The solution is to make sure that the masks (and filters) in the imported image are registered in the correct viewport; just like when the circle and the mask were both relative to half the page in the previous section. The way that we do that is by specifying delayContent=TRUE to pictureGrob(); this means that registration only happens when the imported image is drawn (not when we call pictureGrob()), which means that registration happens in the correct viewport. The code below demonstrates this and the resulting image is now correct.

gridsvg("test1-gridSVG-right-delay.svg", width=6, height=3, res=96) grid.rect(gp=gpar(col=NA, fill="grey80")) ggplot <- qplot(disp, mpg, data=mtcars) test1grob <- pictureGrob(test1, ext="gridSVG", delayContent=TRUE) plot_grid(ggplot, test1grob) dev.off()

The diagram drawn alongside a plot, 
              with the diagram registered in the viewport it is drawn within

In the latest version of 'grImport2' (version 0.2-0), delayContent=TRUE is the default when ext="gridSVG", so the right thing should happen automatically, without us having to specify the delayContent argument explicitly. The following code will also produce the correct result.

gridsvg("test1-gridSVG-right-delay.svg", width=6, height=3, res=96) grid.rect(gp=gpar(col=NA, fill="grey80")) ggplot <- qplot(disp, mpg, data=mtcars) test1grob <- pictureGrob(test1, ext="gridSVG") plot_grid(ggplot, test1grob) dev.off()

Summary

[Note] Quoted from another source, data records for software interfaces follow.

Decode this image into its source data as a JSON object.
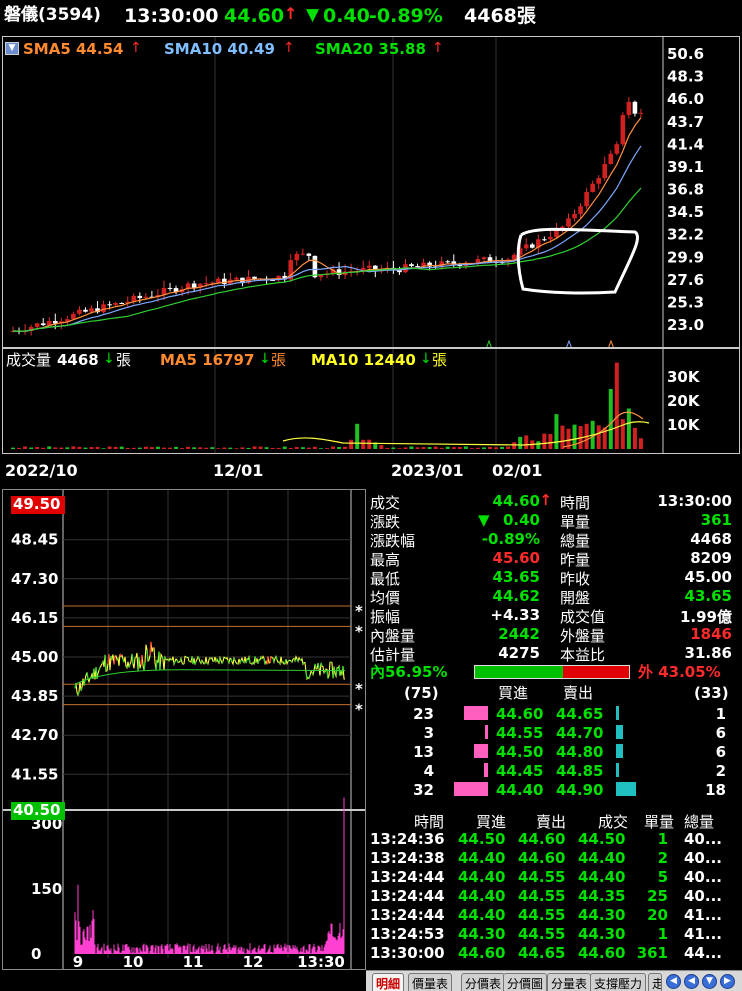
{
  "header": {
    "name": "磐儀(3594)",
    "time": "13:30:00",
    "price": "44.60",
    "change": "0.40",
    "pct": "-0.89%",
    "vol": "4468張"
  },
  "kchart": {
    "sma5": "SMA5 44.54",
    "sma10": "SMA10 40.49",
    "sma20": "SMA20 35.88",
    "yticks": [
      "50.6",
      "48.3",
      "46.0",
      "43.7",
      "41.4",
      "39.1",
      "36.8",
      "34.5",
      "32.2",
      "29.9",
      "27.6",
      "25.3",
      "23.0"
    ]
  },
  "volchart": {
    "label": "成交量",
    "value": "4468",
    "unit": "張",
    "ma5": "MA5 16797",
    "ma10": "MA10 12440",
    "unit2": "張",
    "yticks": [
      "30K",
      "20K",
      "10K"
    ],
    "dates": [
      "2022/10",
      "12/01",
      "2023/01",
      "02/01"
    ]
  },
  "intraday": {
    "yticks": [
      "49.50",
      "48.45",
      "47.30",
      "46.15",
      "45.00",
      "43.85",
      "42.70",
      "41.55",
      "40.50"
    ],
    "vticks": [
      "300",
      "150",
      "0"
    ],
    "xticks": [
      "9",
      "10",
      "11",
      "12",
      "13:30"
    ]
  },
  "quote": {
    "left": [
      [
        "成交",
        "44.60"
      ],
      [
        "漲跌",
        "0.40"
      ],
      [
        "漲跌幅",
        "-0.89%"
      ],
      [
        "最高",
        "45.60"
      ],
      [
        "最低",
        "43.65"
      ],
      [
        "均價",
        "44.62"
      ],
      [
        "振幅",
        "+4.33"
      ],
      [
        "內盤量",
        "2442"
      ],
      [
        "估計量",
        "4275"
      ]
    ],
    "right": [
      [
        "時間",
        "13:30:00"
      ],
      [
        "單量",
        "361"
      ],
      [
        "總量",
        "4468"
      ],
      [
        "昨量",
        "8209"
      ],
      [
        "昨收",
        "45.00"
      ],
      [
        "開盤",
        "43.65"
      ],
      [
        "成交值",
        "1.99億"
      ],
      [
        "外盤量",
        "1846"
      ],
      [
        "本益比",
        "31.86"
      ]
    ],
    "inner": "內56.95%",
    "outer": "外 43.05%",
    "inner_pct": 0.5695
  },
  "book": {
    "buy_total": "(75)",
    "sell_total": "(33)",
    "hdr_buy": "買進",
    "hdr_sell": "賣出",
    "rows": [
      [
        "23",
        "44.60",
        "44.65",
        "1"
      ],
      [
        "3",
        "44.55",
        "44.70",
        "6"
      ],
      [
        "13",
        "44.50",
        "44.80",
        "6"
      ],
      [
        "4",
        "44.45",
        "44.85",
        "2"
      ],
      [
        "32",
        "44.40",
        "44.90",
        "18"
      ]
    ]
  },
  "ticks": {
    "headers": [
      "時間",
      "買進",
      "賣出",
      "成交",
      "單量",
      "總量"
    ],
    "rows": [
      [
        "13:24:36",
        "44.50",
        "44.60",
        "44.50",
        "1",
        "40..."
      ],
      [
        "13:24:38",
        "44.40",
        "44.60",
        "44.40",
        "2",
        "40..."
      ],
      [
        "13:24:44",
        "44.40",
        "44.55",
        "44.40",
        "5",
        "40..."
      ],
      [
        "13:24:44",
        "44.40",
        "44.55",
        "44.35",
        "25",
        "40..."
      ],
      [
        "13:24:44",
        "44.40",
        "44.55",
        "44.30",
        "20",
        "41..."
      ],
      [
        "13:24:53",
        "44.30",
        "44.55",
        "44.30",
        "1",
        "41..."
      ],
      [
        "13:30:00",
        "44.60",
        "44.65",
        "44.60",
        "361",
        "44..."
      ]
    ]
  },
  "tabs": [
    "明細",
    "價量表",
    "分價表",
    "分價圖",
    "分量表",
    "支撐壓力",
    "走"
  ]
}
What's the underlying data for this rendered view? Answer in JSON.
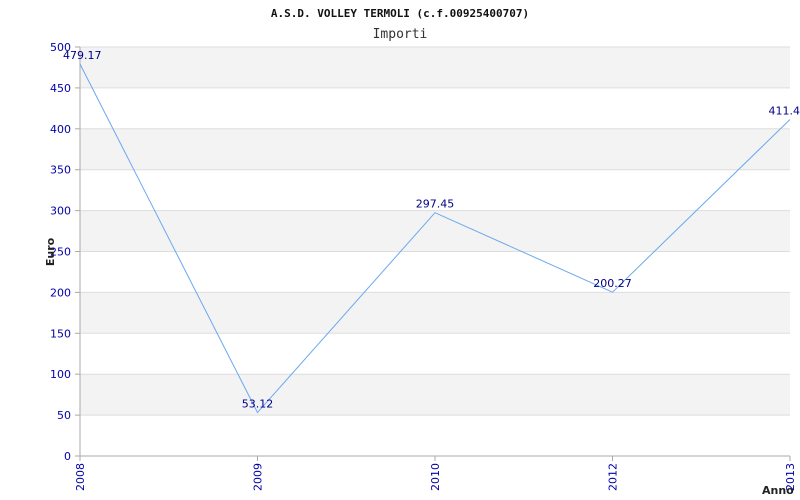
{
  "chart_data": {
    "type": "line",
    "title": "A.S.D. VOLLEY TERMOLI (c.f.00925400707)",
    "subtitle": "Importi",
    "xlabel": "Anno",
    "ylabel": "Euro",
    "x": [
      "2008",
      "2009",
      "2010",
      "2012",
      "2013"
    ],
    "series": [
      {
        "values": [
          479.17,
          53.12,
          297.45,
          200.27,
          411.4
        ],
        "labels": [
          "479.17",
          "53.12",
          "297.45",
          "200.27",
          "411.4"
        ]
      }
    ],
    "ylim": [
      0,
      500
    ],
    "yticks": [
      0,
      50,
      100,
      150,
      200,
      250,
      300,
      350,
      400,
      450,
      500
    ],
    "grid": true,
    "legend": "none",
    "colors": {
      "line": "#6aa8f0",
      "tick_label": "#0000aa",
      "data_label": "#000088",
      "band": "#f3f3f3",
      "grid": "#dddddd",
      "axis": "#aaaaaa"
    }
  }
}
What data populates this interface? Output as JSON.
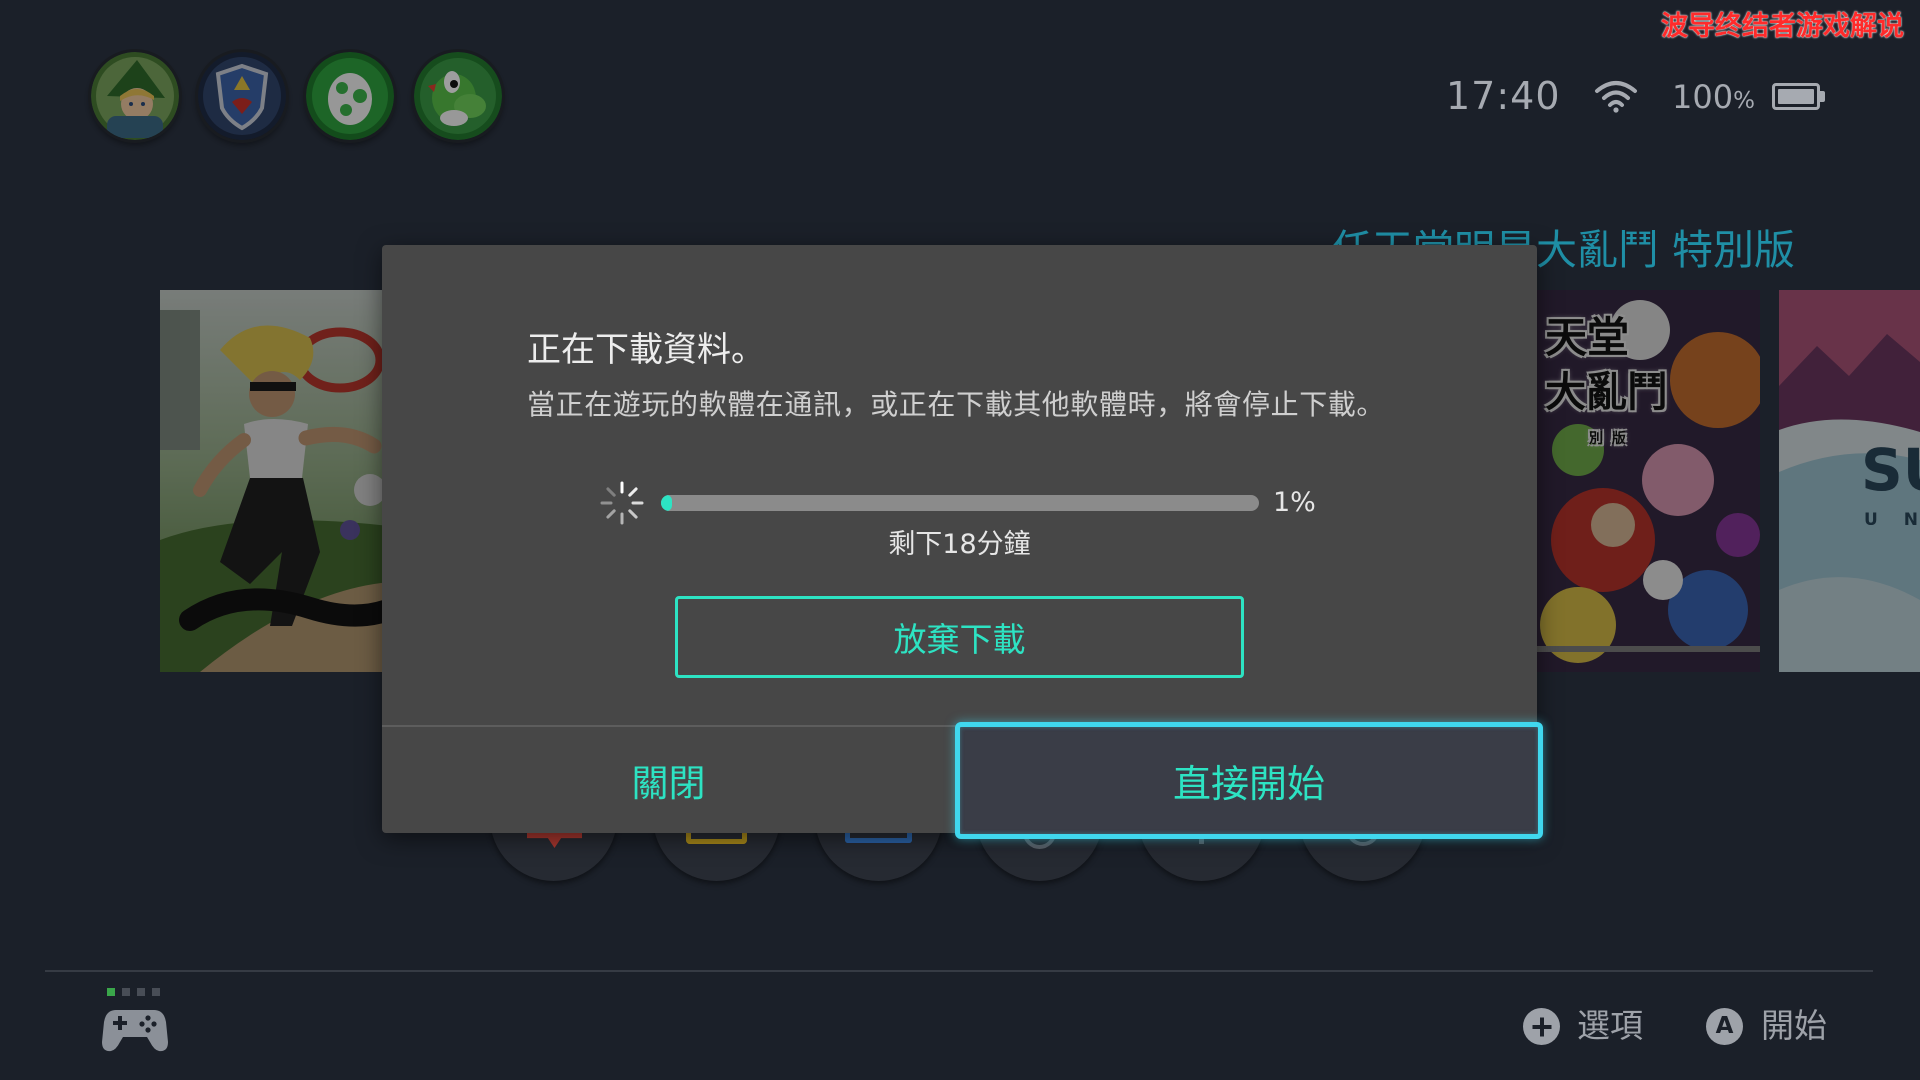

SVG images can contain sophisticated graphics features. The 'grImport2' package allows us to import SVG images that contain sophisticated features into R. The 'gridSVG' package allows us to export SVG images that contain sophisticated features. Version 0.2-0 of the 'grImport2' package makes sure that when we import an SVG image, combine the imported image with other R graphics, and then export an SVG image, the imported image is exported correctly.

Technical requirements

The examples and discussion in this document relate to grImport2_0.2-0, which is available from R-Forge, and gridSVG_1.7-1, which is available from CRAN.

This report was generated within a Docker container (see Resources section below).

Resources

How to cite this document

Murrell, P. (2019). "SVG In, SVG Out" Technical Report 2019-02, Department of Statistics, The University of Auckland. Version 2. [ bib | DOI | http ]

References


Creative Commons License
This document by Paul Murrell is licensed under a Creative Commons Attribution 4.0 International License.